• People usually speak English/ French, so one can survive without learning the language.
  • Romanians are usually very friendly towards foreigners, but there are also dishonest people who will try to take advantage of your being a foreigner. Always count your change!
  • Romanians usually cook large meals and invite people over. Declining an invitation is perceived as a personal insult.
  • Men are expected to always open the doors for women and pay for meals when they get together, even if it`s not a date. Most women will offer to pay for their meal though!
  • Saying “thank you” and “please”, eating with cutlery and respecting queues are the norm in Romania. Likewise, streets are pretty clean there, so throwing rubbish on the street will make people frown at you, unless you are a kid, then you will be yelled at. Those who disrespect the rules are usually the homeless, vagrants and there are many of them.
  • Never share your personal and/or bank details with stranger. Also do not discuss the cost of your holiday or the value of your possessions if you don’t trust the person you are talking to.
  • Avoid bringing up topics like “Gypsies are Romanians”, there is a huge community of them in Romania, but the tendency to connect their often not-so-good behavior with the Romanian people is upsetting. As per any country, it’s rather advisable to avoid political discussion.
  • Another topic which would be better avoided is the relation between Hungarian and Romanians, since there seem to be many historical and even current conflicts between the two countries.

Tipping is the norm.


The standard tip is 10%, though you can choose to tip more or less depending on your experience.

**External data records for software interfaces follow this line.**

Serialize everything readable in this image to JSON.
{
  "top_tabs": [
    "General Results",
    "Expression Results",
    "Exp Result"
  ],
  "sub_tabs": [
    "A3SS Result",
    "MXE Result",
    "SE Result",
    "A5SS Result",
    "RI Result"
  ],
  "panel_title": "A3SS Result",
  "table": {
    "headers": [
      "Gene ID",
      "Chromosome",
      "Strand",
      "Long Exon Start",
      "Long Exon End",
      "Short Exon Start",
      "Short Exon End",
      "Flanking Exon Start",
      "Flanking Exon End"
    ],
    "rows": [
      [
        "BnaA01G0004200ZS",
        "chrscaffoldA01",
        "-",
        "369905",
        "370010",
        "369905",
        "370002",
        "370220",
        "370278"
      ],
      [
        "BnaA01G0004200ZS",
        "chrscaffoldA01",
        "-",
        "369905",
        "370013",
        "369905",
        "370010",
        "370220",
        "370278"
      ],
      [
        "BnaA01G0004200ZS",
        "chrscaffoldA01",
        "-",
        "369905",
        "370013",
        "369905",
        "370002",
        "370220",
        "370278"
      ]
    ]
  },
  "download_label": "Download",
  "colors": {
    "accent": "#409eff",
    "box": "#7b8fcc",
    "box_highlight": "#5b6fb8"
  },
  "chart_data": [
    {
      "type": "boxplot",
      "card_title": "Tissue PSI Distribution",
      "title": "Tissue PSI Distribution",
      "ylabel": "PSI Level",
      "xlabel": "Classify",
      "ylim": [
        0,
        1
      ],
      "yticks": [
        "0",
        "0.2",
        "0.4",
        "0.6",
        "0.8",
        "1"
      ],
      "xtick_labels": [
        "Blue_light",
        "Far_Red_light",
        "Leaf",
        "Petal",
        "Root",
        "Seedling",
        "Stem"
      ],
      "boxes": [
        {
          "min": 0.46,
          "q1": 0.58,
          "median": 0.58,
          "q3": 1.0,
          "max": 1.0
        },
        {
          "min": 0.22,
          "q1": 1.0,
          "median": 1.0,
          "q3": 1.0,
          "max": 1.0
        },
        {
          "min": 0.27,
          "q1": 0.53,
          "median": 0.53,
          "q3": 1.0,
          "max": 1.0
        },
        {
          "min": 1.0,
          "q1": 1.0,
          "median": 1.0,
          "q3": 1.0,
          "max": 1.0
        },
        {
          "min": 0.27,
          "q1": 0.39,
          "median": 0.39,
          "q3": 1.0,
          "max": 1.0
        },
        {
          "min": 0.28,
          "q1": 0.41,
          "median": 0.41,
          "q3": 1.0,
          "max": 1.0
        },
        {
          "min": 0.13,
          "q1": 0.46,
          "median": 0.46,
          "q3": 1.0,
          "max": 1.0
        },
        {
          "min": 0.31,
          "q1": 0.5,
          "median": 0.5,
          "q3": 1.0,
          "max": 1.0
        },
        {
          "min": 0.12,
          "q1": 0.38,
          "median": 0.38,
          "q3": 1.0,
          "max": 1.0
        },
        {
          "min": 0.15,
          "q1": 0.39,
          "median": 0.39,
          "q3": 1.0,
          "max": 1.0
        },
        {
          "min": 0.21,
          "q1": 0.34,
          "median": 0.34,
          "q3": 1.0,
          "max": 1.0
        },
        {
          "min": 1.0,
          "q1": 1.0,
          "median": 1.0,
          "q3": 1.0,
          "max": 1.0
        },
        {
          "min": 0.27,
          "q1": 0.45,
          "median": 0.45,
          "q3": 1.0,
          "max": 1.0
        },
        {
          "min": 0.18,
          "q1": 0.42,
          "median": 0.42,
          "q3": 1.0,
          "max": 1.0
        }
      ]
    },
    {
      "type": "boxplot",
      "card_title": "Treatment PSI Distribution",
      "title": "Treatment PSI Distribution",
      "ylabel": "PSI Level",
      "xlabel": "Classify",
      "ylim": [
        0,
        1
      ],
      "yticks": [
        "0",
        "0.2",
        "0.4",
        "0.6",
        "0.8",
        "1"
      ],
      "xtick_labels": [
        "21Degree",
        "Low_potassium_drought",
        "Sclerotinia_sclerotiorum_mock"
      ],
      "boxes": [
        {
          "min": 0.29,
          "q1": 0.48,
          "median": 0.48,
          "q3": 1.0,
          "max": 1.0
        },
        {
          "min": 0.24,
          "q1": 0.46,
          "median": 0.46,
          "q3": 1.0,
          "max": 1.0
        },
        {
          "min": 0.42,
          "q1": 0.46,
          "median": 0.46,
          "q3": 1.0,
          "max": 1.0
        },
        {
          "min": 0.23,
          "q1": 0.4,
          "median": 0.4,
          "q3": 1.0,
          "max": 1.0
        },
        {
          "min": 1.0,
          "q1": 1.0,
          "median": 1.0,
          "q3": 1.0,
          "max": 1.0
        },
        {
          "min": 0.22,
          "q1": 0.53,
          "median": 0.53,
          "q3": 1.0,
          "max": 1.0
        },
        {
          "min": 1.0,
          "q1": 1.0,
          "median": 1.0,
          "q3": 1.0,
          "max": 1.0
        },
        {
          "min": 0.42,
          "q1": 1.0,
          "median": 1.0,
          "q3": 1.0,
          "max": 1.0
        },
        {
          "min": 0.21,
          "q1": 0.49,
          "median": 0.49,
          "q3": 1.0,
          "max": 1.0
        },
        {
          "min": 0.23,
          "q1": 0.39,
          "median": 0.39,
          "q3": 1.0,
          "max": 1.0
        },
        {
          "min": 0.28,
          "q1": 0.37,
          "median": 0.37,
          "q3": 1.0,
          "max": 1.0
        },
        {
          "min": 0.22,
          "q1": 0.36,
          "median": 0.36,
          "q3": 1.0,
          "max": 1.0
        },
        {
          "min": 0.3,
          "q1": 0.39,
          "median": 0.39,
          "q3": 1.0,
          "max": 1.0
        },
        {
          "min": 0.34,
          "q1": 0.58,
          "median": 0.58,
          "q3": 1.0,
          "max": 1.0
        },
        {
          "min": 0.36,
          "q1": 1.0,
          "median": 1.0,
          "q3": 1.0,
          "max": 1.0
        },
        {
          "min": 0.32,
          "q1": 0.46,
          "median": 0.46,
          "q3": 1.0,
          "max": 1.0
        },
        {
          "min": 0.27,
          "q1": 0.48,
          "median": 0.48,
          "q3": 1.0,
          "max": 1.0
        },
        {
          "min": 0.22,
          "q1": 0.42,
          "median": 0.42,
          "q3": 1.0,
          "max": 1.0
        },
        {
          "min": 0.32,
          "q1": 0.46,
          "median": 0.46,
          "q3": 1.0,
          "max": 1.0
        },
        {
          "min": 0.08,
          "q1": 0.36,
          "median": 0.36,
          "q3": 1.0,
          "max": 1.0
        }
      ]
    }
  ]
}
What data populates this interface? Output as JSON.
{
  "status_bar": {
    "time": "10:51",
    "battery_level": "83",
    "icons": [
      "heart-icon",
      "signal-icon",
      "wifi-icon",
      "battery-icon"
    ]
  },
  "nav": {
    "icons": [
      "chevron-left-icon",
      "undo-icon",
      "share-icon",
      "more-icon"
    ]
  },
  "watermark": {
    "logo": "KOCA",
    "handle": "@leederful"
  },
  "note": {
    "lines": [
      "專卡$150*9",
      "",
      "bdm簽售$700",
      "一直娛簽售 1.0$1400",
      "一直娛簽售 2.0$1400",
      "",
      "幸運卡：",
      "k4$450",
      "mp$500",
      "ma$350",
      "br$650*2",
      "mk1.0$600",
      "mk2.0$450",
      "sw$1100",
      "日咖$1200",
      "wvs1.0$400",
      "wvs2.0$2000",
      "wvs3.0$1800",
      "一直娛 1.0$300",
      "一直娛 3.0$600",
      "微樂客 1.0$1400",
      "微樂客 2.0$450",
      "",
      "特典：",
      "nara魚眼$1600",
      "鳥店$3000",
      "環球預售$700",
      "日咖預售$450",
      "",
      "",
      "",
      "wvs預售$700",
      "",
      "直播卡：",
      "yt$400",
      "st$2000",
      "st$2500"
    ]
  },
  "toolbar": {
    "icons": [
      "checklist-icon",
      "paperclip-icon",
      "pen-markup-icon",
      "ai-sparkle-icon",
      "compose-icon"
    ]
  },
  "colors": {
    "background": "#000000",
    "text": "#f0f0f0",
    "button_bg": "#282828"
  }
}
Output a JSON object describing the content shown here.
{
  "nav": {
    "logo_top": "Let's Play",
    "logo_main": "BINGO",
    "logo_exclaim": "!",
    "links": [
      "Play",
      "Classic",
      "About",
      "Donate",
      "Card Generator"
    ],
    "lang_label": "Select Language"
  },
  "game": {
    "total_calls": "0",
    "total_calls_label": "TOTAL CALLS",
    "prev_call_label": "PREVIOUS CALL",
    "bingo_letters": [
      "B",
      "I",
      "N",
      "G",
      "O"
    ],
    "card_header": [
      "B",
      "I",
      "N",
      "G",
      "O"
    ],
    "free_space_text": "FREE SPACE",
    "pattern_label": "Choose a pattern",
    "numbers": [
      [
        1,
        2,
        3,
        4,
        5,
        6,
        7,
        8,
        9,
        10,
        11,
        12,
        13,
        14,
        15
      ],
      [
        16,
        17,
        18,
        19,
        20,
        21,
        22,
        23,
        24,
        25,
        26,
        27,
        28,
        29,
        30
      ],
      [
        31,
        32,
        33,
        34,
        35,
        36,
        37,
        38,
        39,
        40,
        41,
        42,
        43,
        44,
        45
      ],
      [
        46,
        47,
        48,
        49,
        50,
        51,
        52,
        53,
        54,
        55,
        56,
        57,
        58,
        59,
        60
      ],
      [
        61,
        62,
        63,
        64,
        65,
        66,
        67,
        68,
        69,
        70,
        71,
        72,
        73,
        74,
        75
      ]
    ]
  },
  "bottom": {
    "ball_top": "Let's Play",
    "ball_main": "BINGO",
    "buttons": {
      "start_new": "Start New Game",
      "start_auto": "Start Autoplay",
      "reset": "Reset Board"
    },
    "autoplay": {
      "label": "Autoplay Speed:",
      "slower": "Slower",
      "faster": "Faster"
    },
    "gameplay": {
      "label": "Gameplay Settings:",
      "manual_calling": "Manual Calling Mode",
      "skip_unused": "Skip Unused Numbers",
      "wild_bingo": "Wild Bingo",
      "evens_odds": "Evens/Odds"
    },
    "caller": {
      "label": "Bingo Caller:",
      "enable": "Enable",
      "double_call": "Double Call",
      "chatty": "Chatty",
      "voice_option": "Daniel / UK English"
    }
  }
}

Tipping in restaurants/bars/clubs is appropriate in Bucharest. Romanian waiters receive a very small hourly wage  because their employers expect that customers will tip themThere are many waiters who expect to be tipped just because this is the norm and don’t understand that tip should be given only in exchange for very good service. Tip  only when the people seem to deserve.

A tip is normally not added onto a restaurant bill

Try to tip the taxi drivers, the hairdresser, the valets at the hotel  . Not much but any tip will make your stay far more pleasant… 10%-20%  will do.



As ever, taxis should not be hailed from the rank, but called from a reputable company. Prices are obliged to be posted on the door and shouldn’t be more than 1.39 – 3.00 lei/km.Make sure the meter is on before setting off and generally be wary of any other funny business.

Money  Exchange


Romanian currency is LEI/RON (new LEI). Money  should preferably be exchanged at the banks. Exchange bureaus at the airport should especially be avoided due to their bad rates.



Sometimes Pickpockets are a real problem in Bucharest, so take extra precautions. Most often they take the form of young Roma children around Piata Universitatii who will ask you for money with their hands out slyly patting your pockets. You’ll soon be surrounded by kids most of whom are distracting you while others dispossess you of your things (we’ve seen it happen too often). The best prevention of this scenario is physically swatting them away while outpacing them or raising your fists and threatening to crush them if they don’t back off. Obviously, don’t keep valuables in coat pockets where they can easily be removed.



Although smoking is forbidden by law, everyone in Bucharest smokes.



Despite how it may seem, prostitution is not legal here, so act accordingly.


This is a ‘zero tolerance’ country. Just do not do it! Penalties are draconian.

Crime and safety

Bucharest’s crime rate is low in comparison to other European capital cities, so no particular problems should arise from this point of view.

Beggars are common on main streets and near the churches, but they are not dangerous.